While researching a story on Peruvian cooking, we came across tallarín saltado, a popular fusion dish that combines Asian stir-fry techniques with beef, fresh tomatoes, Asian chili sauce, and Italian spaghetti. It was a hit here at Sunset: It's fast and easy, and you can substitute other meats, vegetables, or different kinds of pasta.
Beef short ribs develop a rich, succulent flavor thanks to a combination of Asian flavors like soy sauce and ginger with red wine and zest of orange. Serve atop mashed potatoes for a satisfying comfort meal.
Achiote Short Ribs with Ancho Barbecue Sauce and Avocado Relish
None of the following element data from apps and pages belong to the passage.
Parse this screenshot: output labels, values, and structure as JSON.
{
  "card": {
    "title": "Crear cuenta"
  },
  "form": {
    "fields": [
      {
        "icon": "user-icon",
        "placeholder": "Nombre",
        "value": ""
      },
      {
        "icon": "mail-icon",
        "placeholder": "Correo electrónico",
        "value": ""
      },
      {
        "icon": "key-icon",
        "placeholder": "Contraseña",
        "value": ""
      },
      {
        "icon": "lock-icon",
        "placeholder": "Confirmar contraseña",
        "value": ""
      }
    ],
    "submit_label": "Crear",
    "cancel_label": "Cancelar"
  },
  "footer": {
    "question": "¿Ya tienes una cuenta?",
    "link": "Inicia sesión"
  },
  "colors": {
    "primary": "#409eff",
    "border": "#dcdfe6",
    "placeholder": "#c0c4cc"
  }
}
James Beard award–nominated chef Mark Fischer is forging his own Southwest style at Restaurant Six89 in Carbondale, Colorado, with dishes like these ribs: They’re oven-braised with citrus and achiote, then finished on the grill with smoky chile sauce. At the restaurant, he uses boned beef short ribs, but we kept it simple by leaving the bones in. The recipe is also outstanding made with pork spareribs.
Tasty (and affordable) grass-fed top round makes an excellent roast when seared and cooked rare (beyond medium-rare, it will be tough). Bring the meat to room temperature before cooking so it roasts evenly.
For these crisp, garlicky ribs, Alexander Ong, chef of Betelnut restaurant in San Francisco, uses Chinese red vinegar and mushroom soy sauce. If you substitute regular vinegar and soy sauce, they’ll be lighter in color and flavor but still delicious.
At Umami Burger restaurants in Los Angeles and San Francisco, these juicy, full-flavored, mildly spicy burgers are seasoned with Umami Dust and Umami Master Sauce (order at umami.com/shop). Soy sauce makes a good substitute.
Santa Fe restaurant Rancho de Chimayó serves this dish with long-simmered posole corn, stewed pinto beans, and a bit of shredded lettuce and tomato for color. Chimayó chiles can be hard to get and expensive, but more readily available New Mexico chiles, both whole and ground, can be easily swapped in. The dish can also be made in a slow-cooker.